What needs to be done
Please reproduce every record, keeping each one exactly as written.

Provided records
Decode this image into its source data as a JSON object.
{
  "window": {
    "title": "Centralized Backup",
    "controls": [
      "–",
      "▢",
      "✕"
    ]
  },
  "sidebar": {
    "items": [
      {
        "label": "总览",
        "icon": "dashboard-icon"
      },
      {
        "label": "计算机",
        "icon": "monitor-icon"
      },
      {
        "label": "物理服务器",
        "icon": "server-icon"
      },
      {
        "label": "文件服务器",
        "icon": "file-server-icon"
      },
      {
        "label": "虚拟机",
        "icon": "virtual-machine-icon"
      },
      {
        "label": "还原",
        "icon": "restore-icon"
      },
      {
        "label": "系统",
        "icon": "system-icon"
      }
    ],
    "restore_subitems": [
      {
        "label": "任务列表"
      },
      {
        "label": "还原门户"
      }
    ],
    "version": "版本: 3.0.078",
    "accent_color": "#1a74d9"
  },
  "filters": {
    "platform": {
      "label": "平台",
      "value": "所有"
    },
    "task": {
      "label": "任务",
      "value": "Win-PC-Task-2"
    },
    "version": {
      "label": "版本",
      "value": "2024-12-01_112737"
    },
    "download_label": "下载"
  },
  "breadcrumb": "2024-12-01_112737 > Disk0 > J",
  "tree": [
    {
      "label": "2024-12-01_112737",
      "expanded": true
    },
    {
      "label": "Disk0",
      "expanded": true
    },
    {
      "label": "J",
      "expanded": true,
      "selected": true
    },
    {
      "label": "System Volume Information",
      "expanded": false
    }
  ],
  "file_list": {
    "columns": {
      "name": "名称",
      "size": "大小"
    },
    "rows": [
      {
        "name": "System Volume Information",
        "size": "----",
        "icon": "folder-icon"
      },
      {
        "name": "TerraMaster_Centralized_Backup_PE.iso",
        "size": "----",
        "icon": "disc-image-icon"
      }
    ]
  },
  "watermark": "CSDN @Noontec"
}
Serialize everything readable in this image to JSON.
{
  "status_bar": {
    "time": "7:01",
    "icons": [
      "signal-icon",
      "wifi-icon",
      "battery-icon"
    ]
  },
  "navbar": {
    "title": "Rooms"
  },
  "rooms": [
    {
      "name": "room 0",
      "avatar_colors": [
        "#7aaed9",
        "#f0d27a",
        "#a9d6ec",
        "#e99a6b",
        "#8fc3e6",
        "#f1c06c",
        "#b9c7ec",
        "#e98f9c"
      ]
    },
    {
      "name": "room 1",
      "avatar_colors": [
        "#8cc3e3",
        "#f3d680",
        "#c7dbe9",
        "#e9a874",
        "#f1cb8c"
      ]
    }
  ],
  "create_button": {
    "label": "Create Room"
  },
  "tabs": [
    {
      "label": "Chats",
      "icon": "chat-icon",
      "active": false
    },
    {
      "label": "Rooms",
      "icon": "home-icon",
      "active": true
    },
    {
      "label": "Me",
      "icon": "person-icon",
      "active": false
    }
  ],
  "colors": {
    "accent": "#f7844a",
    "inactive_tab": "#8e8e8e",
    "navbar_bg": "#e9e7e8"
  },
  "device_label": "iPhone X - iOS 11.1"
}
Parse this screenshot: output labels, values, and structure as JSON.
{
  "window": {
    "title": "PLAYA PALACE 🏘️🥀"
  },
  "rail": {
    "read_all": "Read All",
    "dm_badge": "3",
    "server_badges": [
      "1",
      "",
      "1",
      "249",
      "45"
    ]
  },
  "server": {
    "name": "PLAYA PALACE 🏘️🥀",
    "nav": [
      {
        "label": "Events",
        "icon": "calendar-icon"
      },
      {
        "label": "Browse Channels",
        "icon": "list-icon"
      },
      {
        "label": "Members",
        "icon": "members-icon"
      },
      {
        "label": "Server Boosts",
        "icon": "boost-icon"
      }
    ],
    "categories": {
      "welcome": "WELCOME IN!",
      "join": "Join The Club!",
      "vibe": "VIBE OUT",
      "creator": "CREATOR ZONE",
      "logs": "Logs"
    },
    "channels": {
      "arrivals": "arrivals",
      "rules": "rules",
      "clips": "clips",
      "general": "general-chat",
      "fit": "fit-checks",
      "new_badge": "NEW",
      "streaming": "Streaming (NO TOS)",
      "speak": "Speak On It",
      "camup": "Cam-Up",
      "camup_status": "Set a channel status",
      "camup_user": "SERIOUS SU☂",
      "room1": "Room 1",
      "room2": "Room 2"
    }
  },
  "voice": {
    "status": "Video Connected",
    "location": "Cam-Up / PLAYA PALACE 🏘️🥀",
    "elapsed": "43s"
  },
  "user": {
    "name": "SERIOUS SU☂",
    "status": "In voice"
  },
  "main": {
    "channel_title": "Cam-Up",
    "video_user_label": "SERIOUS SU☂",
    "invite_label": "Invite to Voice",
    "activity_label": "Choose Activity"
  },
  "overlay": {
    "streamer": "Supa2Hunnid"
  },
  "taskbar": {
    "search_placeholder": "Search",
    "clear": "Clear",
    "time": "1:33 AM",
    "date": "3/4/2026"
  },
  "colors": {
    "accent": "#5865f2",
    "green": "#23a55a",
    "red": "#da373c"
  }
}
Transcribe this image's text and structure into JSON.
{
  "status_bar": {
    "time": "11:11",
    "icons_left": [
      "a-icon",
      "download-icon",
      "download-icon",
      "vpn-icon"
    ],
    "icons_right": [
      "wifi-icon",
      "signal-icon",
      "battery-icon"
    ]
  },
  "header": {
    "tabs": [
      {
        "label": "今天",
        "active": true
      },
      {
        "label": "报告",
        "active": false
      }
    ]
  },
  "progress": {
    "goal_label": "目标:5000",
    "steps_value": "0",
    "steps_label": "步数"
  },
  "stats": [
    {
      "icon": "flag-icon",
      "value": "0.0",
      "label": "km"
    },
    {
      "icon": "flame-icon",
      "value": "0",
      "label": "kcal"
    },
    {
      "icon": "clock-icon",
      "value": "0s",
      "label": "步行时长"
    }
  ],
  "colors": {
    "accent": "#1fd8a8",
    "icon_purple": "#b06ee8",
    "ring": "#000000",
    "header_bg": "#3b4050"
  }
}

Exercise response
Decode this image into its source data as a JSON object.
{
  "window": {
    "title": "Centralized Backup",
    "controls": [
      "–",
      "▢",
      "✕"
    ]
  },
  "sidebar": {
    "items": [
      {
        "label": "总览",
        "icon": "dashboard-icon"
      },
      {
        "label": "计算机",
        "icon": "monitor-icon"
      },
      {
        "label": "物理服务器",
        "icon": "server-icon"
      },
      {
        "label": "文件服务器",
        "icon": "file-server-icon"
      },
      {
        "label": "虚拟机",
        "icon": "virtual-machine-icon"
      },
      {
        "label": "还原",
        "icon": "restore-icon"
      },
      {
        "label": "系统",
        "icon": "system-icon"
      }
    ],
    "restore_subitems": [
      {
        "label": "任务列表"
      },
      {
        "label": "还原门户"
      }
    ],
    "version": "版本: 3.0.078",
    "accent_color": "#1a74d9"
  },
  "filters": {
    "platform": {
      "label": "平台",
      "value": "所有"
    },
    "task": {
      "label": "任务",
      "value": "Win-PC-Task-2"
    },
    "version": {
      "label": "版本",
      "value": "2024-12-01_112737"
    },
    "download_label": "下载"
  },
  "breadcrumb": "2024-12-01_112737 > Disk0 > J",
  "tree": [
    {
      "label": "2024-12-01_112737",
      "expanded": true
    },
    {
      "label": "Disk0",
      "expanded": true
    },
    {
      "label": "J",
      "expanded": true,
      "selected": true
    },
    {
      "label": "System Volume Information",
      "expanded": false
    }
  ],
  "file_list": {
    "columns": {
      "name": "名称",
      "size": "大小"
    },
    "rows": [
      {
        "name": "System Volume Information",
        "size": "----",
        "icon": "folder-icon"
      },
      {
        "name": "TerraMaster_Centralized_Backup_PE.iso",
        "size": "----",
        "icon": "disc-image-icon"
      }
    ]
  },
  "watermark": "CSDN @Noontec"
}
Serialize everything readable in this image to JSON.
{
  "status_bar": {
    "time": "7:01",
    "icons": [
      "signal-icon",
      "wifi-icon",
      "battery-icon"
    ]
  },
  "navbar": {
    "title": "Rooms"
  },
  "rooms": [
    {
      "name": "room 0",
      "avatar_colors": [
        "#7aaed9",
        "#f0d27a",
        "#a9d6ec",
        "#e99a6b",
        "#8fc3e6",
        "#f1c06c",
        "#b9c7ec",
        "#e98f9c"
      ]
    },
    {
      "name": "room 1",
      "avatar_colors": [
        "#8cc3e3",
        "#f3d680",
        "#c7dbe9",
        "#e9a874",
        "#f1cb8c"
      ]
    }
  ],
  "create_button": {
    "label": "Create Room"
  },
  "tabs": [
    {
      "label": "Chats",
      "icon": "chat-icon",
      "active": false
    },
    {
      "label": "Rooms",
      "icon": "home-icon",
      "active": true
    },
    {
      "label": "Me",
      "icon": "person-icon",
      "active": false
    }
  ],
  "colors": {
    "accent": "#f7844a",
    "inactive_tab": "#8e8e8e",
    "navbar_bg": "#e9e7e8"
  },
  "device_label": "iPhone X - iOS 11.1"
}
Parse this screenshot: output labels, values, and structure as JSON.
{
  "window": {
    "title": "PLAYA PALACE 🏘️🥀"
  },
  "rail": {
    "read_all": "Read All",
    "dm_badge": "3",
    "server_badges": [
      "1",
      "",
      "1",
      "249",
      "45"
    ]
  },
  "server": {
    "name": "PLAYA PALACE 🏘️🥀",
    "nav": [
      {
        "label": "Events",
        "icon": "calendar-icon"
      },
      {
        "label": "Browse Channels",
        "icon": "list-icon"
      },
      {
        "label": "Members",
        "icon": "members-icon"
      },
      {
        "label": "Server Boosts",
        "icon": "boost-icon"
      }
    ],
    "categories": {
      "welcome": "WELCOME IN!",
      "join": "Join The Club!",
      "vibe": "VIBE OUT",
      "creator": "CREATOR ZONE",
      "logs": "Logs"
    },
    "channels": {
      "arrivals": "arrivals",
      "rules": "rules",
      "clips": "clips",
      "general": "general-chat",
      "fit": "fit-checks",
      "new_badge": "NEW",
      "streaming": "Streaming (NO TOS)",
      "speak": "Speak On It",
      "camup": "Cam-Up",
      "camup_status": "Set a channel status",
      "camup_user": "SERIOUS SU☂",
      "room1": "Room 1",
      "room2": "Room 2"
    }
  },
  "voice": {
    "status": "Video Connected",
    "location": "Cam-Up / PLAYA PALACE 🏘️🥀",
    "elapsed": "43s"
  },
  "user": {
    "name": "SERIOUS SU☂",
    "status": "In voice"
  },
  "main": {
    "channel_title": "Cam-Up",
    "video_user_label": "SERIOUS SU☂",
    "invite_label": "Invite to Voice",
    "activity_label": "Choose Activity"
  },
  "overlay": {
    "streamer": "Supa2Hunnid"
  },
  "taskbar": {
    "search_placeholder": "Search",
    "clear": "Clear",
    "time": "1:33 AM",
    "date": "3/4/2026"
  },
  "colors": {
    "accent": "#5865f2",
    "green": "#23a55a",
    "red": "#da373c"
  }
}
Transcribe this image's text and structure into JSON.
{
  "status_bar": {
    "time": "11:11",
    "icons_left": [
      "a-icon",
      "download-icon",
      "download-icon",
      "vpn-icon"
    ],
    "icons_right": [
      "wifi-icon",
      "signal-icon",
      "battery-icon"
    ]
  },
  "header": {
    "tabs": [
      {
        "label": "今天",
        "active": true
      },
      {
        "label": "报告",
        "active": false
      }
    ]
  },
  "progress": {
    "goal_label": "目标:5000",
    "steps_value": "0",
    "steps_label": "步数"
  },
  "stats": [
    {
      "icon": "flag-icon",
      "value": "0.0",
      "label": "km"
    },
    {
      "icon": "flame-icon",
      "value": "0",
      "label": "kcal"
    },
    {
      "icon": "clock-icon",
      "value": "0s",
      "label": "步行时长"
    }
  ],
  "colors": {
    "accent": "#1fd8a8",
    "icon_purple": "#b06ee8",
    "ring": "#000000",
    "header_bg": "#3b4050"
  }
}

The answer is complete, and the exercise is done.